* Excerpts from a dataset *
-=-=-=-=-

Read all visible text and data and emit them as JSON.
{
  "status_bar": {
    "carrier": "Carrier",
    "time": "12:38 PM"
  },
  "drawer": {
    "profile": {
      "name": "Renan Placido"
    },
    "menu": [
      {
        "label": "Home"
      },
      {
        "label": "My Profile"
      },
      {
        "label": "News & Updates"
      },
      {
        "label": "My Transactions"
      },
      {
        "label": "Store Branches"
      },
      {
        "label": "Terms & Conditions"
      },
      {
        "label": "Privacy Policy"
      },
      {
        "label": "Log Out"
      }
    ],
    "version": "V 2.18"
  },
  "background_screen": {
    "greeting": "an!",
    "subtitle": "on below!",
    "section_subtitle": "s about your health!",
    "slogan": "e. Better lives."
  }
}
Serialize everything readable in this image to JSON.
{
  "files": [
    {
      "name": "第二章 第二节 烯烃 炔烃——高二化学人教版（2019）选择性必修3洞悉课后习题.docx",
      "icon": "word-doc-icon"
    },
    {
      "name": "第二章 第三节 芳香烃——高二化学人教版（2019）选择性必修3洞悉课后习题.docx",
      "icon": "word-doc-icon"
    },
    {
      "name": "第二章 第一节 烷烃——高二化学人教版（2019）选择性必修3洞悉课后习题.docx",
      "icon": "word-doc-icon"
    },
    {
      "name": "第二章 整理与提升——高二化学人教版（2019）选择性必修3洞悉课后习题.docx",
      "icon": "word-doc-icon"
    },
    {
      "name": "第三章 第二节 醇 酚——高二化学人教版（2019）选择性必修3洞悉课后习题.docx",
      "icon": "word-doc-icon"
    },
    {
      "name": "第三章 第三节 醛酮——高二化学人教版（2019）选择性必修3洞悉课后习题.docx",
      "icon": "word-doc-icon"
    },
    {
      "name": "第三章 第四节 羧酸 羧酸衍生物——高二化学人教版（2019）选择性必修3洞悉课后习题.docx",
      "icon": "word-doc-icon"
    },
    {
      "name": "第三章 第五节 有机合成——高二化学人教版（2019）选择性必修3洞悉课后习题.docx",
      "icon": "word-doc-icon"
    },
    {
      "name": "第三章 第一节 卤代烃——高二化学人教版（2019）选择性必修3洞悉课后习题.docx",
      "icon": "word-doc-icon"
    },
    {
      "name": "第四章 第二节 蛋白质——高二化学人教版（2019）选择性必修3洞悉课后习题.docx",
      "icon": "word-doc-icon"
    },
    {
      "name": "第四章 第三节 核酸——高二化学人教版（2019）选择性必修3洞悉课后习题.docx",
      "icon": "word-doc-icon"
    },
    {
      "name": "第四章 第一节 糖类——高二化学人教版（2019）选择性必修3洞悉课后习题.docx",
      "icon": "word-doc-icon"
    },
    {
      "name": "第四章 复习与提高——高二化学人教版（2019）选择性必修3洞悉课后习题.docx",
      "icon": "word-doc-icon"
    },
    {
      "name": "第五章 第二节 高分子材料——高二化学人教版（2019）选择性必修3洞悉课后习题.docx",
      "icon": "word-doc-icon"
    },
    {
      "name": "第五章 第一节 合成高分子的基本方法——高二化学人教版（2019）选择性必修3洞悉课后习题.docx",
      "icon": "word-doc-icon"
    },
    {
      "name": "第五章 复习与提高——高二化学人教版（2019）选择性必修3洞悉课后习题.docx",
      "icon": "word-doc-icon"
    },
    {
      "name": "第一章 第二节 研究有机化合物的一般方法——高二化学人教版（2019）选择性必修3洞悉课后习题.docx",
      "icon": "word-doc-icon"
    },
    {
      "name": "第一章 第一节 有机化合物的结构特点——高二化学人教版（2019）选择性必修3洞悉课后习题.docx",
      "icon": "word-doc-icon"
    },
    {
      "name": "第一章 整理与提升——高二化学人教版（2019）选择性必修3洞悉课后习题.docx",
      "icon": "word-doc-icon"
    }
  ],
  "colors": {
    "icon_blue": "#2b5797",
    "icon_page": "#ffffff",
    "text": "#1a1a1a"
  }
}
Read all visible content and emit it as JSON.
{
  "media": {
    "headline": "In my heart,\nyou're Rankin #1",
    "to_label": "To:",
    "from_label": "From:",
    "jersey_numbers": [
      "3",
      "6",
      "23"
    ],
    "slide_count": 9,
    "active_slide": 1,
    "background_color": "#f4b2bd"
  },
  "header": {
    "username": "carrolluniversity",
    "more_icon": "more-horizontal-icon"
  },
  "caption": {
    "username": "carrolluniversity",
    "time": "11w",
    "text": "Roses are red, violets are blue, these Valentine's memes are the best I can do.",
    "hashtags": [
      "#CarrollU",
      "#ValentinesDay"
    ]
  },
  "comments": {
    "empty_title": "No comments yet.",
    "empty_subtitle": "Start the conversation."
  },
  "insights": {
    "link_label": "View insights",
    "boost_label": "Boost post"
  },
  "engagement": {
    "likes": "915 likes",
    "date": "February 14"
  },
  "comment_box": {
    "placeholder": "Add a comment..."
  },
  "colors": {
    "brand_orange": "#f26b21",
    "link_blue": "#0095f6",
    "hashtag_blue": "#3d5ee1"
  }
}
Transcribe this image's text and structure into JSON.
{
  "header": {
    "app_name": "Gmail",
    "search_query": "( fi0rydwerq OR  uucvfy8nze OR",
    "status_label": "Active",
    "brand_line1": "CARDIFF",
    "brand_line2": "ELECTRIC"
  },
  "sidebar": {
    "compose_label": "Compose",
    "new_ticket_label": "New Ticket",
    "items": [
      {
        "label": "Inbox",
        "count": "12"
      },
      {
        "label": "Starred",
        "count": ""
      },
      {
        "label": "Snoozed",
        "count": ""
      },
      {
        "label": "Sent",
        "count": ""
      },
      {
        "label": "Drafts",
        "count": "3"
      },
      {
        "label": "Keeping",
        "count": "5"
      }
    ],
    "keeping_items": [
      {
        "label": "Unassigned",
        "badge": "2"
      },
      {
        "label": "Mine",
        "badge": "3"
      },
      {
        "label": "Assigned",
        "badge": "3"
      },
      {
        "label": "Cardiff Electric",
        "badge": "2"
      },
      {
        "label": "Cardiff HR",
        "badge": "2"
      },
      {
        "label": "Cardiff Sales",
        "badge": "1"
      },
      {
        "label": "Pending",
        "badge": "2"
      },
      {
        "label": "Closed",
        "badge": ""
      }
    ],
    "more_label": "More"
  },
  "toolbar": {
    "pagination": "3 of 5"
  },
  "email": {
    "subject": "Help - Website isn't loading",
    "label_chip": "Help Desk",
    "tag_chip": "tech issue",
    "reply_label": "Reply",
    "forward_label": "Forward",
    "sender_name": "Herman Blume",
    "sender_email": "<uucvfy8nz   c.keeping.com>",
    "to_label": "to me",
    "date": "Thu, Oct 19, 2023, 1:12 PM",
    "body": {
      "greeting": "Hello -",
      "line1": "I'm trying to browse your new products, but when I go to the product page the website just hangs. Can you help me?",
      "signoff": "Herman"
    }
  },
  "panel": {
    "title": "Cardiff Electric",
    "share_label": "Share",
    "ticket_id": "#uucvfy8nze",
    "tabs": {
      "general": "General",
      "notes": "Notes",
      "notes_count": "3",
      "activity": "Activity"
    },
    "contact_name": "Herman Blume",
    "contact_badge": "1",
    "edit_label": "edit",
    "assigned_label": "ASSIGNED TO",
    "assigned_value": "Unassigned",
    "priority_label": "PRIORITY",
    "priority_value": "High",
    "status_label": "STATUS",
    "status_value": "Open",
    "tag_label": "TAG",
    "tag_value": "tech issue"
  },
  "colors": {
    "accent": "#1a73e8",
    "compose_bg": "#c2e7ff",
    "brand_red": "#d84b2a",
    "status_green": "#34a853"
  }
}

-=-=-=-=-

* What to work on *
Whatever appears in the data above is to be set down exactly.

* Task answer *
Read all visible text and data and emit them as JSON.
{
  "status_bar": {
    "carrier": "Carrier",
    "time": "12:38 PM"
  },
  "drawer": {
    "profile": {
      "name": "Renan Placido"
    },
    "menu": [
      {
        "label": "Home"
      },
      {
        "label": "My Profile"
      },
      {
        "label": "News & Updates"
      },
      {
        "label": "My Transactions"
      },
      {
        "label": "Store Branches"
      },
      {
        "label": "Terms & Conditions"
      },
      {
        "label": "Privacy Policy"
      },
      {
        "label": "Log Out"
      }
    ],
    "version": "V 2.18"
  },
  "background_screen": {
    "greeting": "an!",
    "subtitle": "on below!",
    "section_subtitle": "s about your health!",
    "slogan": "e. Better lives."
  }
}
Serialize everything readable in this image to JSON.
{
  "files": [
    {
      "name": "第二章 第二节 烯烃 炔烃——高二化学人教版（2019）选择性必修3洞悉课后习题.docx",
      "icon": "word-doc-icon"
    },
    {
      "name": "第二章 第三节 芳香烃——高二化学人教版（2019）选择性必修3洞悉课后习题.docx",
      "icon": "word-doc-icon"
    },
    {
      "name": "第二章 第一节 烷烃——高二化学人教版（2019）选择性必修3洞悉课后习题.docx",
      "icon": "word-doc-icon"
    },
    {
      "name": "第二章 整理与提升——高二化学人教版（2019）选择性必修3洞悉课后习题.docx",
      "icon": "word-doc-icon"
    },
    {
      "name": "第三章 第二节 醇 酚——高二化学人教版（2019）选择性必修3洞悉课后习题.docx",
      "icon": "word-doc-icon"
    },
    {
      "name": "第三章 第三节 醛酮——高二化学人教版（2019）选择性必修3洞悉课后习题.docx",
      "icon": "word-doc-icon"
    },
    {
      "name": "第三章 第四节 羧酸 羧酸衍生物——高二化学人教版（2019）选择性必修3洞悉课后习题.docx",
      "icon": "word-doc-icon"
    },
    {
      "name": "第三章 第五节 有机合成——高二化学人教版（2019）选择性必修3洞悉课后习题.docx",
      "icon": "word-doc-icon"
    },
    {
      "name": "第三章 第一节 卤代烃——高二化学人教版（2019）选择性必修3洞悉课后习题.docx",
      "icon": "word-doc-icon"
    },
    {
      "name": "第四章 第二节 蛋白质——高二化学人教版（2019）选择性必修3洞悉课后习题.docx",
      "icon": "word-doc-icon"
    },
    {
      "name": "第四章 第三节 核酸——高二化学人教版（2019）选择性必修3洞悉课后习题.docx",
      "icon": "word-doc-icon"
    },
    {
      "name": "第四章 第一节 糖类——高二化学人教版（2019）选择性必修3洞悉课后习题.docx",
      "icon": "word-doc-icon"
    },
    {
      "name": "第四章 复习与提高——高二化学人教版（2019）选择性必修3洞悉课后习题.docx",
      "icon": "word-doc-icon"
    },
    {
      "name": "第五章 第二节 高分子材料——高二化学人教版（2019）选择性必修3洞悉课后习题.docx",
      "icon": "word-doc-icon"
    },
    {
      "name": "第五章 第一节 合成高分子的基本方法——高二化学人教版（2019）选择性必修3洞悉课后习题.docx",
      "icon": "word-doc-icon"
    },
    {
      "name": "第五章 复习与提高——高二化学人教版（2019）选择性必修3洞悉课后习题.docx",
      "icon": "word-doc-icon"
    },
    {
      "name": "第一章 第二节 研究有机化合物的一般方法——高二化学人教版（2019）选择性必修3洞悉课后习题.docx",
      "icon": "word-doc-icon"
    },
    {
      "name": "第一章 第一节 有机化合物的结构特点——高二化学人教版（2019）选择性必修3洞悉课后习题.docx",
      "icon": "word-doc-icon"
    },
    {
      "name": "第一章 整理与提升——高二化学人教版（2019）选择性必修3洞悉课后习题.docx",
      "icon": "word-doc-icon"
    }
  ],
  "colors": {
    "icon_blue": "#2b5797",
    "icon_page": "#ffffff",
    "text": "#1a1a1a"
  }
}
Read all visible content and emit it as JSON.
{
  "media": {
    "headline": "In my heart,\nyou're Rankin #1",
    "to_label": "To:",
    "from_label": "From:",
    "jersey_numbers": [
      "3",
      "6",
      "23"
    ],
    "slide_count": 9,
    "active_slide": 1,
    "background_color": "#f4b2bd"
  },
  "header": {
    "username": "carrolluniversity",
    "more_icon": "more-horizontal-icon"
  },
  "caption": {
    "username": "carrolluniversity",
    "time": "11w",
    "text": "Roses are red, violets are blue, these Valentine's memes are the best I can do.",
    "hashtags": [
      "#CarrollU",
      "#ValentinesDay"
    ]
  },
  "comments": {
    "empty_title": "No comments yet.",
    "empty_subtitle": "Start the conversation."
  },
  "insights": {
    "link_label": "View insights",
    "boost_label": "Boost post"
  },
  "engagement": {
    "likes": "915 likes",
    "date": "February 14"
  },
  "comment_box": {
    "placeholder": "Add a comment..."
  },
  "colors": {
    "brand_orange": "#f26b21",
    "link_blue": "#0095f6",
    "hashtag_blue": "#3d5ee1"
  }
}
Transcribe this image's text and structure into JSON.
{
  "header": {
    "app_name": "Gmail",
    "search_query": "( fi0rydwerq OR  uucvfy8nze OR",
    "status_label": "Active",
    "brand_line1": "CARDIFF",
    "brand_line2": "ELECTRIC"
  },
  "sidebar": {
    "compose_label": "Compose",
    "new_ticket_label": "New Ticket",
    "items": [
      {
        "label": "Inbox",
        "count": "12"
      },
      {
        "label": "Starred",
        "count": ""
      },
      {
        "label": "Snoozed",
        "count": ""
      },
      {
        "label": "Sent",
        "count": ""
      },
      {
        "label": "Drafts",
        "count": "3"
      },
      {
        "label": "Keeping",
        "count": "5"
      }
    ],
    "keeping_items": [
      {
        "label": "Unassigned",
        "badge": "2"
      },
      {
        "label": "Mine",
        "badge": "3"
      },
      {
        "label": "Assigned",
        "badge": "3"
      },
      {
        "label": "Cardiff Electric",
        "badge": "2"
      },
      {
        "label": "Cardiff HR",
        "badge": "2"
      },
      {
        "label": "Cardiff Sales",
        "badge": "1"
      },
      {
        "label": "Pending",
        "badge": "2"
      },
      {
        "label": "Closed",
        "badge": ""
      }
    ],
    "more_label": "More"
  },
  "toolbar": {
    "pagination": "3 of 5"
  },
  "email": {
    "subject": "Help - Website isn't loading",
    "label_chip": "Help Desk",
    "tag_chip": "tech issue",
    "reply_label": "Reply",
    "forward_label": "Forward",
    "sender_name": "Herman Blume",
    "sender_email": "<uucvfy8nz   c.keeping.com>",
    "to_label": "to me",
    "date": "Thu, Oct 19, 2023, 1:12 PM",
    "body": {
      "greeting": "Hello -",
      "line1": "I'm trying to browse your new products, but when I go to the product page the website just hangs. Can you help me?",
      "signoff": "Herman"
    }
  },
  "panel": {
    "title": "Cardiff Electric",
    "share_label": "Share",
    "ticket_id": "#uucvfy8nze",
    "tabs": {
      "general": "General",
      "notes": "Notes",
      "notes_count": "3",
      "activity": "Activity"
    },
    "contact_name": "Herman Blume",
    "contact_badge": "1",
    "edit_label": "edit",
    "assigned_label": "ASSIGNED TO",
    "assigned_value": "Unassigned",
    "priority_label": "PRIORITY",
    "priority_value": "High",
    "status_label": "STATUS",
    "status_value": "Open",
    "tag_label": "TAG",
    "tag_value": "tech issue"
  },
  "colors": {
    "accent": "#1a73e8",
    "compose_bg": "#c2e7ff",
    "brand_red": "#d84b2a",
    "status_green": "#34a853"
  }
}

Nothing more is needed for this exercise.